We can’t expect readers to experience the lives of our characters if we don’t experience real emotions while we’re writing their stories. Scenes that flop effortlessly onto the page are sometimes not as inspired as we might like to believe, but are the result of superficial writing. I’ve been guilty of this, occasionally letting the words spill out without feeling any attachment to them.

Sandra Heska King refers to this month of digging deeper as “learning to see a little more clearly, to listen a little more deeply.”  She speaks of faith and matters of the soul, and “a holy awakening,” but truthfully, doesn’t it take a combination of heart, mind and soul to find and follow any writing path that God has mapped out for us?

The book study may be over, but now it’s time to continue the searching, to dig below the surface, to grasp that which is meaningful, and make sure it’s significant and honest before planting it on the page. Are you with me?


Now that May is over I’ve decided to take a week off from blogging. There might be the occasional random post next week, or there might not be, but I’ll be back on the regular schedule by Monday, June 9th to begin my seventh year of sharing mental meanderings with you here. (Can it be that long ago that I ventured out onto the blogging stage? Wow!)

~  ~  ~


Watching and Waiting: a poem

You may be getting tired of my bear photos, but I’m hoping you’ll bear with me a little longer. (I honestly didn’t intend that to be a pun!) I’ve been taking part (after a fashion) in a book study being done by a group of us on Facebook, organized by Sandra Heska King. The book is MAKING MANIFEST: on Faith, Creativity and the Kingdom at Hand, by Dave Harrity. ‘Taking part’ is presumptuous… an over-statement. I’m barely auditing the participation of others, reading portions as I have time, skipping bits, or re-reading others that particularly appeal to me.

There is an exercise for each day, a prompt provided, meant to stimulate a response to the day’s chapter. Day #21 was about “Making New: Bear [or bare] yourself before the page, wait, be patient. Ask for something impossible. Come to the desk [or the yard] for renewal,” and we were asked to write a ten-line poem that features an animal.

It made me think of our recent visiting bear, waiting for her invisible cub to finish its nap, hidden away behind the greenery. Thus my ‘bearwatch’ poem was born.

I don’t write much poetry, but I believe the required spontaneous creativity has a spin-off effect on my other writing. How about you? Do you ever write poems? Do you prefer the tidy, measured, rhyming kind, or the more emotional free verse? If you’d like to try your hand at this exercise I’d love it if you’d add a poem in the comments section below. (I won’t critique yours if you don’t critique mine.) 🙂

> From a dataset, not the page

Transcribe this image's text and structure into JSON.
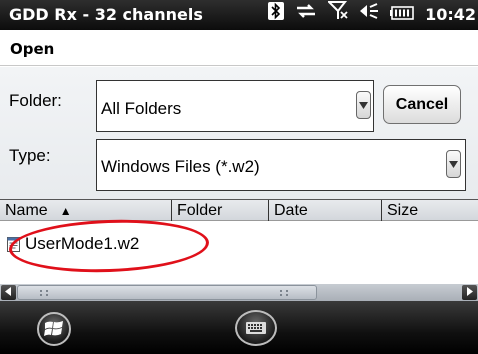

Patience stretches time

into moments undone


hidden in green

waiting while a babe restores.

We would do well to emulate

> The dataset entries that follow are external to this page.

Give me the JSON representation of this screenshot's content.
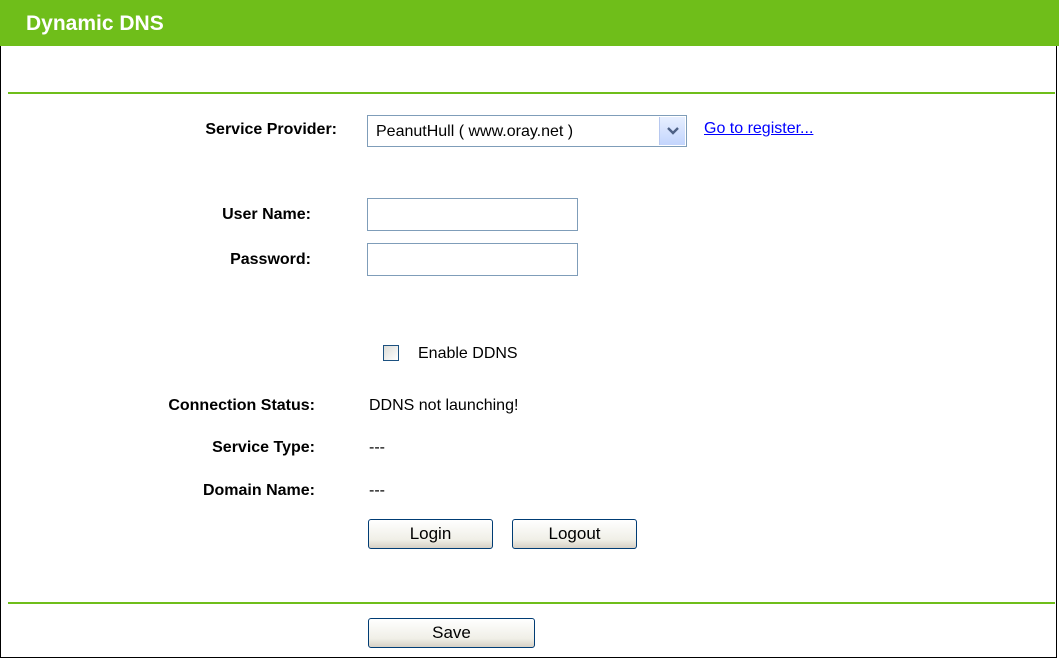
{
  "header": {
    "title": "Dynamic DNS"
  },
  "form": {
    "service_provider_label": "Service Provider:",
    "service_provider_value": "PeanutHull ( www.oray.net )",
    "register_link": "Go to register...",
    "username_label": "User Name:",
    "username_value": "",
    "password_label": "Password:",
    "password_value": "",
    "enable_ddns_label": "Enable DDNS",
    "enable_ddns_checked": false,
    "connection_status_label": "Connection Status:",
    "connection_status_value": "DDNS not launching!",
    "service_type_label": "Service Type:",
    "service_type_value": "---",
    "domain_name_label": "Domain Name:",
    "domain_name_value": "---",
    "login_button": "Login",
    "logout_button": "Logout"
  },
  "footer": {
    "save_button": "Save"
  },
  "colors": {
    "accent": "#6fbe1a",
    "link": "#0000ff"
  },
  "icons": {
    "dropdown": "chevron-down-icon"
  }
}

watch and wait

and be recreated

a child of God

in His endless time.


(Carol J. Garvin for the ‘Making Manifest’
book study group’s Day #21 exercise)